> What the exercise asks:
In the listing below, how many lines include "header"? Give the number and no other text.

*** Records provided ***

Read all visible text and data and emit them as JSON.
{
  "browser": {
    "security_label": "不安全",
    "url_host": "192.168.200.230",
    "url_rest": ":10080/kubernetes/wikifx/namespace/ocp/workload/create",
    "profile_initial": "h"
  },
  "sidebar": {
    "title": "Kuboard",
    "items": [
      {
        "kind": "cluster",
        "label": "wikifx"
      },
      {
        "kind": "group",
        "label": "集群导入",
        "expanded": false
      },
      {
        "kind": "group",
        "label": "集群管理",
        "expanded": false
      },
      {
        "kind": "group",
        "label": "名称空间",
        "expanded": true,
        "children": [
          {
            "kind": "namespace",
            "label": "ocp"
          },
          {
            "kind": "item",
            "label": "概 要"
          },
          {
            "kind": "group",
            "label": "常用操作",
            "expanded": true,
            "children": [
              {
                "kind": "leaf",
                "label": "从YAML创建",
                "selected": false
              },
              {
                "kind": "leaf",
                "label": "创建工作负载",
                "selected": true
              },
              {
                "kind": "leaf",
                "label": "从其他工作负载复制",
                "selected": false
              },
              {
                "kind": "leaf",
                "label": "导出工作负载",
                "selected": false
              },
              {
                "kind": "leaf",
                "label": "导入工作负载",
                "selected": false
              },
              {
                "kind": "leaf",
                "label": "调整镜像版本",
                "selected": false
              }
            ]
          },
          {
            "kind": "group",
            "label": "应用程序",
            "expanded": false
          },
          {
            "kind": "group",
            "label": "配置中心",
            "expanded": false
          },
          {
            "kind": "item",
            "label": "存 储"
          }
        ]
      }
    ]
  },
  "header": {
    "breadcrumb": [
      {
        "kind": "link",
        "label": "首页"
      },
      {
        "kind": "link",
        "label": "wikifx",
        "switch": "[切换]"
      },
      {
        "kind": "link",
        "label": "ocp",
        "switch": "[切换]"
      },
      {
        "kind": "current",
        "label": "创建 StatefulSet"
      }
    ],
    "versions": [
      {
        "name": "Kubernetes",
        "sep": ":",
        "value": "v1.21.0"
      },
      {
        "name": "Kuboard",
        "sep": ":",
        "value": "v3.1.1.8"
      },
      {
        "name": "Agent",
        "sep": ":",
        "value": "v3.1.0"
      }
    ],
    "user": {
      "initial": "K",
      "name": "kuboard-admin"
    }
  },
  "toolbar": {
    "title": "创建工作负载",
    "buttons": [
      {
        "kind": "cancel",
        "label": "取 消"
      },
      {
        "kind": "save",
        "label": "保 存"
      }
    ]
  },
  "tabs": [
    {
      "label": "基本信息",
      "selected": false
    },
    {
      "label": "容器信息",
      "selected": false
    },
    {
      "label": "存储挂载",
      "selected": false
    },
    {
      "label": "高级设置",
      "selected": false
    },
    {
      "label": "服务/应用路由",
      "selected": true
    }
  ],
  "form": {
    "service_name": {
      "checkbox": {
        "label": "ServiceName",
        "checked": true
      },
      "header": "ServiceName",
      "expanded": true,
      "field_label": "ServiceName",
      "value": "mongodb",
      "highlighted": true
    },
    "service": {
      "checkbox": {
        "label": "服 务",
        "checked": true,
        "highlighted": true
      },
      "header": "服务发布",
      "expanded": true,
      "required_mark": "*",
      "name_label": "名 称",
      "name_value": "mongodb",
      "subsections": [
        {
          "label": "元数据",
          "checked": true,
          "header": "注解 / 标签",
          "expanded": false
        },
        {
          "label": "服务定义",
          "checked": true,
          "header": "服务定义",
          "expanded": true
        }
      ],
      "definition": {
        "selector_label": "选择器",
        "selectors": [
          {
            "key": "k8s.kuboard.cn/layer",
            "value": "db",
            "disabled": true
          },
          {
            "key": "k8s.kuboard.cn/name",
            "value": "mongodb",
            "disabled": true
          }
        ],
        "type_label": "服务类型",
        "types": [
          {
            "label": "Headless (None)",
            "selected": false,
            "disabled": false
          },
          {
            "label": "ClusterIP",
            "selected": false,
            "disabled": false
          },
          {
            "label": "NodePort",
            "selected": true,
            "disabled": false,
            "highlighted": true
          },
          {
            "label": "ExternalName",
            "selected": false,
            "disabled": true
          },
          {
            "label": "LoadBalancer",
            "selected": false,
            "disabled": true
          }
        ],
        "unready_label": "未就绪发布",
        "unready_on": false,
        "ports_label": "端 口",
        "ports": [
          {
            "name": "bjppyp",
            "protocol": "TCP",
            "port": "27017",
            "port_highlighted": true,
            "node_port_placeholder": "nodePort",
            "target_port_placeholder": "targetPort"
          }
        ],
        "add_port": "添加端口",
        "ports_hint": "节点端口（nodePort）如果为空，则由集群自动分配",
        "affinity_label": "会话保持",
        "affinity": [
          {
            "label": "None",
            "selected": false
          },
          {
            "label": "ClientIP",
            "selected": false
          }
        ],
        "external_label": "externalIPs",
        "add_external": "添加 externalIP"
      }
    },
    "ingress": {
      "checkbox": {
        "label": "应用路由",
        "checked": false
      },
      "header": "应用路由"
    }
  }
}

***

> Response:
6